══ Record set
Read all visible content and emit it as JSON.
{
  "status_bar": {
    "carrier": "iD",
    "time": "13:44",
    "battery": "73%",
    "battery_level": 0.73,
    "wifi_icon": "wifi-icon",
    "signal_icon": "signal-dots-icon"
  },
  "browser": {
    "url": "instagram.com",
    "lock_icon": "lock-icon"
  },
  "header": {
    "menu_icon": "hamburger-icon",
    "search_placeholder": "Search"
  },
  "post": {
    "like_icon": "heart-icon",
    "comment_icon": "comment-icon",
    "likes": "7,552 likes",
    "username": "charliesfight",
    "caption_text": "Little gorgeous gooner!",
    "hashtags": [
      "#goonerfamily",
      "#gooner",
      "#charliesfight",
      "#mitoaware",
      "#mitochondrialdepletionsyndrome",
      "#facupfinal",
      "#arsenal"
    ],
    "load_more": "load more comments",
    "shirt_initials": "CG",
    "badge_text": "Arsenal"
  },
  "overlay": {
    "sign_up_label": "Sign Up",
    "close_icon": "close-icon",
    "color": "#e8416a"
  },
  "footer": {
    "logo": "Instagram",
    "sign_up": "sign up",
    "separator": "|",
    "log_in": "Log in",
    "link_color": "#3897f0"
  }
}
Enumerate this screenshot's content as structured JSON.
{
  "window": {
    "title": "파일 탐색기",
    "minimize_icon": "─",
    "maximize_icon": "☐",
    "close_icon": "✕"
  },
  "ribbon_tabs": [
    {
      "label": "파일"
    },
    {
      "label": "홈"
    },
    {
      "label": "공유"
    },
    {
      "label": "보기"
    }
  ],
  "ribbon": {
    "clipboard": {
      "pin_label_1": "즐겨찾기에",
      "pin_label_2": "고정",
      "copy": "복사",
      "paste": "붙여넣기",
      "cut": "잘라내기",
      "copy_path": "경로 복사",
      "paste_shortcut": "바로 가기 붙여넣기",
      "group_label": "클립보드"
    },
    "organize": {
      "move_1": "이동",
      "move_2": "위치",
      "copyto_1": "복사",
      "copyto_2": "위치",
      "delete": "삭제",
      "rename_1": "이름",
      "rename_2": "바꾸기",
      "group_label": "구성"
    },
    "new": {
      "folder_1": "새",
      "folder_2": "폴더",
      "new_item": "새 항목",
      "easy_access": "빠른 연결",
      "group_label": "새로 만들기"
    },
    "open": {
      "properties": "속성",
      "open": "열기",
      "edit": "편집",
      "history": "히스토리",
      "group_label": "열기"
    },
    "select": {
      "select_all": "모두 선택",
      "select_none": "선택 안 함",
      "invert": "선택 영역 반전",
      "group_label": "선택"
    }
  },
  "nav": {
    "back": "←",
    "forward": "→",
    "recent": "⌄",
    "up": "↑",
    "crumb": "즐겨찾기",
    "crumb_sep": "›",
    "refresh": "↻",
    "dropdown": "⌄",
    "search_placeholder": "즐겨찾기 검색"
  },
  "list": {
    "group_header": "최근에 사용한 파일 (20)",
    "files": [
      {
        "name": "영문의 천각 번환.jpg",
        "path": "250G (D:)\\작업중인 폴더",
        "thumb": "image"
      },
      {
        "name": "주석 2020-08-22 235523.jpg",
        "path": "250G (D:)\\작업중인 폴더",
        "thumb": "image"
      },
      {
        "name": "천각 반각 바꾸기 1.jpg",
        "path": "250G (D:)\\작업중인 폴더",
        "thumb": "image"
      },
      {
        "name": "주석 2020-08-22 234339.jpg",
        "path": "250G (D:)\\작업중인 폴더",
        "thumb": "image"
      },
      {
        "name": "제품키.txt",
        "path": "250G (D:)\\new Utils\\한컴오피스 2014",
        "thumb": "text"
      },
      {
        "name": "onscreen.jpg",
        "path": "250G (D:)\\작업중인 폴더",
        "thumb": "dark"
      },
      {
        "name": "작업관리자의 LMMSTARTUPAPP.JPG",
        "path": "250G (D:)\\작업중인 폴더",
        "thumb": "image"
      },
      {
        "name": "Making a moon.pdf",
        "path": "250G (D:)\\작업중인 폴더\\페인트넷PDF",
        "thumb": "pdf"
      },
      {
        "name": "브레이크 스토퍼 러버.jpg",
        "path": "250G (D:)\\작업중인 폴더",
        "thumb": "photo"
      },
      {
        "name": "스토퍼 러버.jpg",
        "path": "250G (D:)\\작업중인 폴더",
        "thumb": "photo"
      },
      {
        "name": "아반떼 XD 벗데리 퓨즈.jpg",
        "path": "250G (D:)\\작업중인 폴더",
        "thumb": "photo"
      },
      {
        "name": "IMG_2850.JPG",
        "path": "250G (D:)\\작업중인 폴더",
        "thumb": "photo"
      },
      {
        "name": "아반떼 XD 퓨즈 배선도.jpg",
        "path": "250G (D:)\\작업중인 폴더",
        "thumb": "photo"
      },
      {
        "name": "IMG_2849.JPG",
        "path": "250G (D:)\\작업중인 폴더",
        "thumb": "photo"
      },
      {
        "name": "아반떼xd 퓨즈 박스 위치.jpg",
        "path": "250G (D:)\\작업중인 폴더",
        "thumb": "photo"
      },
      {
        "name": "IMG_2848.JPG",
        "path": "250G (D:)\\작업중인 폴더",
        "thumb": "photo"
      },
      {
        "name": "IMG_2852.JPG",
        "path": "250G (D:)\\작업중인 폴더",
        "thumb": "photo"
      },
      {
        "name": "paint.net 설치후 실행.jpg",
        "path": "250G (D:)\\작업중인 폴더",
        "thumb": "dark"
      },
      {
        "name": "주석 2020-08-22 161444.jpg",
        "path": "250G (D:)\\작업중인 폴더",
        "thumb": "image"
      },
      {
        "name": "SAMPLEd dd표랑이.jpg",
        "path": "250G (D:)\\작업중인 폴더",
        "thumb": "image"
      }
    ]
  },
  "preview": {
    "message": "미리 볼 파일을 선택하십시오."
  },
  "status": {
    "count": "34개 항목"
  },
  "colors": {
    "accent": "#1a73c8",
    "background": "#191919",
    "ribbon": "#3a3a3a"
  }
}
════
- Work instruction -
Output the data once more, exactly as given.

- Solution below -
Read all visible content and emit it as JSON.
{
  "status_bar": {
    "carrier": "iD",
    "time": "13:44",
    "battery": "73%",
    "battery_level": 0.73,
    "wifi_icon": "wifi-icon",
    "signal_icon": "signal-dots-icon"
  },
  "browser": {
    "url": "instagram.com",
    "lock_icon": "lock-icon"
  },
  "header": {
    "menu_icon": "hamburger-icon",
    "search_placeholder": "Search"
  },
  "post": {
    "like_icon": "heart-icon",
    "comment_icon": "comment-icon",
    "likes": "7,552 likes",
    "username": "charliesfight",
    "caption_text": "Little gorgeous gooner!",
    "hashtags": [
      "#goonerfamily",
      "#gooner",
      "#charliesfight",
      "#mitoaware",
      "#mitochondrialdepletionsyndrome",
      "#facupfinal",
      "#arsenal"
    ],
    "load_more": "load more comments",
    "shirt_initials": "CG",
    "badge_text": "Arsenal"
  },
  "overlay": {
    "sign_up_label": "Sign Up",
    "close_icon": "close-icon",
    "color": "#e8416a"
  },
  "footer": {
    "logo": "Instagram",
    "sign_up": "sign up",
    "separator": "|",
    "log_in": "Log in",
    "link_color": "#3897f0"
  }
}
Enumerate this screenshot's content as structured JSON.
{
  "window": {
    "title": "파일 탐색기",
    "minimize_icon": "─",
    "maximize_icon": "☐",
    "close_icon": "✕"
  },
  "ribbon_tabs": [
    {
      "label": "파일"
    },
    {
      "label": "홈"
    },
    {
      "label": "공유"
    },
    {
      "label": "보기"
    }
  ],
  "ribbon": {
    "clipboard": {
      "pin_label_1": "즐겨찾기에",
      "pin_label_2": "고정",
      "copy": "복사",
      "paste": "붙여넣기",
      "cut": "잘라내기",
      "copy_path": "경로 복사",
      "paste_shortcut": "바로 가기 붙여넣기",
      "group_label": "클립보드"
    },
    "organize": {
      "move_1": "이동",
      "move_2": "위치",
      "copyto_1": "복사",
      "copyto_2": "위치",
      "delete": "삭제",
      "rename_1": "이름",
      "rename_2": "바꾸기",
      "group_label": "구성"
    },
    "new": {
      "folder_1": "새",
      "folder_2": "폴더",
      "new_item": "새 항목",
      "easy_access": "빠른 연결",
      "group_label": "새로 만들기"
    },
    "open": {
      "properties": "속성",
      "open": "열기",
      "edit": "편집",
      "history": "히스토리",
      "group_label": "열기"
    },
    "select": {
      "select_all": "모두 선택",
      "select_none": "선택 안 함",
      "invert": "선택 영역 반전",
      "group_label": "선택"
    }
  },
  "nav": {
    "back": "←",
    "forward": "→",
    "recent": "⌄",
    "up": "↑",
    "crumb": "즐겨찾기",
    "crumb_sep": "›",
    "refresh": "↻",
    "dropdown": "⌄",
    "search_placeholder": "즐겨찾기 검색"
  },
  "list": {
    "group_header": "최근에 사용한 파일 (20)",
    "files": [
      {
        "name": "영문의 천각 번환.jpg",
        "path": "250G (D:)\\작업중인 폴더",
        "thumb": "image"
      },
      {
        "name": "주석 2020-08-22 235523.jpg",
        "path": "250G (D:)\\작업중인 폴더",
        "thumb": "image"
      },
      {
        "name": "천각 반각 바꾸기 1.jpg",
        "path": "250G (D:)\\작업중인 폴더",
        "thumb": "image"
      },
      {
        "name": "주석 2020-08-22 234339.jpg",
        "path": "250G (D:)\\작업중인 폴더",
        "thumb": "image"
      },
      {
        "name": "제품키.txt",
        "path": "250G (D:)\\new Utils\\한컴오피스 2014",
        "thumb": "text"
      },
      {
        "name": "onscreen.jpg",
        "path": "250G (D:)\\작업중인 폴더",
        "thumb": "dark"
      },
      {
        "name": "작업관리자의 LMMSTARTUPAPP.JPG",
        "path": "250G (D:)\\작업중인 폴더",
        "thumb": "image"
      },
      {
        "name": "Making a moon.pdf",
        "path": "250G (D:)\\작업중인 폴더\\페인트넷PDF",
        "thumb": "pdf"
      },
      {
        "name": "브레이크 스토퍼 러버.jpg",
        "path": "250G (D:)\\작업중인 폴더",
        "thumb": "photo"
      },
      {
        "name": "스토퍼 러버.jpg",
        "path": "250G (D:)\\작업중인 폴더",
        "thumb": "photo"
      },
      {
        "name": "아반떼 XD 벗데리 퓨즈.jpg",
        "path": "250G (D:)\\작업중인 폴더",
        "thumb": "photo"
      },
      {
        "name": "IMG_2850.JPG",
        "path": "250G (D:)\\작업중인 폴더",
        "thumb": "photo"
      },
      {
        "name": "아반떼 XD 퓨즈 배선도.jpg",
        "path": "250G (D:)\\작업중인 폴더",
        "thumb": "photo"
      },
      {
        "name": "IMG_2849.JPG",
        "path": "250G (D:)\\작업중인 폴더",
        "thumb": "photo"
      },
      {
        "name": "아반떼xd 퓨즈 박스 위치.jpg",
        "path": "250G (D:)\\작업중인 폴더",
        "thumb": "photo"
      },
      {
        "name": "IMG_2848.JPG",
        "path": "250G (D:)\\작업중인 폴더",
        "thumb": "photo"
      },
      {
        "name": "IMG_2852.JPG",
        "path": "250G (D:)\\작업중인 폴더",
        "thumb": "photo"
      },
      {
        "name": "paint.net 설치후 실행.jpg",
        "path": "250G (D:)\\작업중인 폴더",
        "thumb": "dark"
      },
      {
        "name": "주석 2020-08-22 161444.jpg",
        "path": "250G (D:)\\작업중인 폴더",
        "thumb": "image"
      },
      {
        "name": "SAMPLEd dd표랑이.jpg",
        "path": "250G (D:)\\작업중인 폴더",
        "thumb": "image"
      }
    ]
  },
  "preview": {
    "message": "미리 볼 파일을 선택하십시오."
  },
  "status": {
    "count": "34개 항목"
  },
  "colors": {
    "accent": "#1a73c8",
    "background": "#191919",
    "ribbon": "#3a3a3a"
  }
}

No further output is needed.